Literally I have no idea how Inception isn't everybody's choice for 2010, it was a phenomenal experience and an exceptionally unique piece of film making.

Toy Story 3 was great for all the reasons the first one was and then some, the Coens remake of True Grit had me enthralled for the entirety and Scott Pilgrim whilst not being everybodys cup of tea was top quality film making that entertains throughout, in the cinema I was struggling for breath I was laughing so much with no sign of a letup.


  1. Cool list,

    I'm really glad to see Ghost Dog on your list, I chose it for that year as well. Such a brilliant, yet overlooked film...

    Nice blog by the way, I'm following!

  2. thank you. it's quite a bit longer than yours!

    I'm very surprised that anyone else chose Ghost Dog actually. I very nearly didn't but the longer i thought about it the better it seemed, the more impressed i am. although i struggle to find a jarmusch movie i don't thoroughly enjoy.

  3. Fantastic list; more times that I can count on all fingers I smiled at the mention of one thing or another, especially the ones that aren't my favourites but I love why you love them. I too went with including the supporting cast of films you also love per year... surprised more people didn't, only in the year of my birth did I find there wasn't a slew of films all my favourites for different reasons.

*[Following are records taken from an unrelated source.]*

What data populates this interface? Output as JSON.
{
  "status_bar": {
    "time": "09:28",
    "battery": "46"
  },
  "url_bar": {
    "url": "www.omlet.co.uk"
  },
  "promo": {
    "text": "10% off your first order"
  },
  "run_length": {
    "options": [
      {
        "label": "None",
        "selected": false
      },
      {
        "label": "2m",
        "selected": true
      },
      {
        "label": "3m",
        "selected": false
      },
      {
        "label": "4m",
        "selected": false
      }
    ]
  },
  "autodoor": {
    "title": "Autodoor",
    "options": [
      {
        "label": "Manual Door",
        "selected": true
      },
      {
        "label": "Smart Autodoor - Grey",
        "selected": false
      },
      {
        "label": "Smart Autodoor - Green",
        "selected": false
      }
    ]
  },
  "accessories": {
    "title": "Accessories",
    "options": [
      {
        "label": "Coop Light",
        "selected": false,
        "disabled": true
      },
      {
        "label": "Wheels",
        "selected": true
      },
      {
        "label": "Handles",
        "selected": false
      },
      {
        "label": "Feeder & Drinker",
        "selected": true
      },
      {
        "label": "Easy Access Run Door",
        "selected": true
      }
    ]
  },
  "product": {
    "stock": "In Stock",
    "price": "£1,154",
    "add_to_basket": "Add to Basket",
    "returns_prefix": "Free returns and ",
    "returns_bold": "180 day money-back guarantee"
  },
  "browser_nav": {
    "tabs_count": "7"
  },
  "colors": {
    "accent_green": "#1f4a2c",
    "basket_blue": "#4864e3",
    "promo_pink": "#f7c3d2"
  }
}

    I'm with you on Aliens; I forgot to include it on my list but I've always preferred Cameron to Scott, even if the Giger design work is so much more fascinating in the original and the performances are, you know, so much more 'respectable'. I still prefer Weaver and Biehn fondling through firearms and Paxton immortalising the phrase 'Game over man, game over!'. And the mention of Brave Little Toaster :) I tried to watch this recently and it IS one of those films that isn't so timelessly well done that you realise with relief it's still watchable when you grow up. Pixar it is not.

    Also with you on LA Confidential, although I think it's an improvement on the book as opposed to a good adaption of it. Just my opinion, but if I'd read the book first with it's twisty and (for me) implausible twisted conspiracy story, I probably would have assumed the film would be about all that and not bothered watching it :/ The only thing that's new to me was Gamer, though many people have been telling me Neveldine and Taylor would be totally up my street. I take this as a sign I should go and get it.


  4. Great picks! Really enjoyed them. I'll be sure to keep reading your blog too!

  5. hels - i find it hard to be critical of james ellroy, his work is so large in scope and so black in content that i love being taken on his journeys through americas underbelly. but i do think that the adaptation is one of the very best of its kind as they could have quite easily got bogged down in unnecessary plot points. as for neveldine and taylor, i'm not a fan of crank but pathology was pretty good, they just managed to get gamer so totally right in my opinion.

    joanna - thank you for the kind words, i hope you continue to enjoy my posts.